Soon, we were back where we started. From here we could appreciate how far we had walked on the day. It was very rewarding to look back on the glaciers in the distance, knowing that we had come into touching distance.
We had timed our return well. Soon the heavens opened and started to tip it down. But we could enjoy a well deserved reward inside the hotel, by a picture window in the restaurant and a few treats.
Tips for hiking to Lake Agnes and Plain of Six Glaciers
- Before you go, check if the tea houses are open. This is important especially if going early or late season, or inclement weather. The concierge at the Fairmont Chateau hotel should be able to tell you.
- The round trip hike, covering both Lake Agnes and Plain of Six Glaciers is about 15 km. It took us about 7 hours, start to finish, including breaks (And we are not particularly fast hikers, especially with me stopping every 100m to take photos).
- If you are doing this hike, go to Lake Agnes first and Plain of Six Glaciers second. It is possible to do it the other way round, but by going to Lake Agnes first you get the most steep climb out of the way first.
- Be “bear aware”. We didn’t see any bears, but were told that sightings were not uncommon specially later in the season.

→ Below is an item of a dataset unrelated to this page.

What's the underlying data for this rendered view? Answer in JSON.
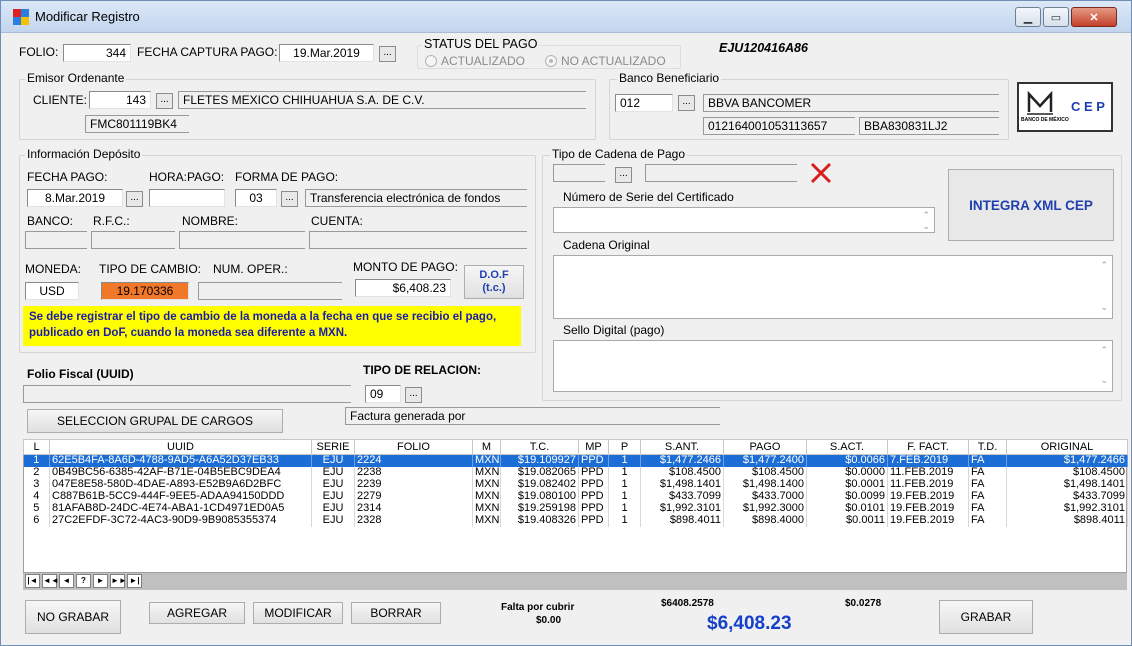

We took bear spray with us for the whole trip.
- Take cash. The tea houses don’t have card machines or ATMs.
- Be prepared for the weather. Assume rain is always possible.
- The Banff And Beyond website has some really good guidance and information for anyone looking to do hikes in this area. We used the website to plan this hike.